* **The problem**: Among the lines of the records, find all that carry the word "title" and copy them.

* **Data section**:
★ ★ ★ ★
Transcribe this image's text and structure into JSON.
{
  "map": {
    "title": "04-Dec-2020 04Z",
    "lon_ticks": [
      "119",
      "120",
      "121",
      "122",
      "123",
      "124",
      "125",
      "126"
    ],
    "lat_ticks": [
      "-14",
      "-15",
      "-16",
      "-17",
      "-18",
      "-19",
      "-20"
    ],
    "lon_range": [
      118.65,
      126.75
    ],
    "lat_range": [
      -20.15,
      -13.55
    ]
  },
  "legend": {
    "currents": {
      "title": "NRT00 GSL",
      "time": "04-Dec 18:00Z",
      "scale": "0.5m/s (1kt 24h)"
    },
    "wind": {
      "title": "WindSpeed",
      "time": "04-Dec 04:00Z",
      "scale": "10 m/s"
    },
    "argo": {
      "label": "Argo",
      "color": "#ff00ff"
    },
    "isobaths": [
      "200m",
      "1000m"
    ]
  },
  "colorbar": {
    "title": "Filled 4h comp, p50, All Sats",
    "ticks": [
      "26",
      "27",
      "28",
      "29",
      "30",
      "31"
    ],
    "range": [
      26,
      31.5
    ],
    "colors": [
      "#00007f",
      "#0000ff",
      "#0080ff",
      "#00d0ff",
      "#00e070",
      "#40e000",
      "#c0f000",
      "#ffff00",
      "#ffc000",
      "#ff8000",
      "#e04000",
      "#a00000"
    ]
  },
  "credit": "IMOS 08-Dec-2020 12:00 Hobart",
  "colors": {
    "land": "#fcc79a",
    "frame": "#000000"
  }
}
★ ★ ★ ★
* **Exercise response**:
    "title": "04-Dec-2020 04Z",
      "title": "NRT00 GSL",
      "title": "WindSpeed",
    "title": "Filled 4h comp, p50, All Sats",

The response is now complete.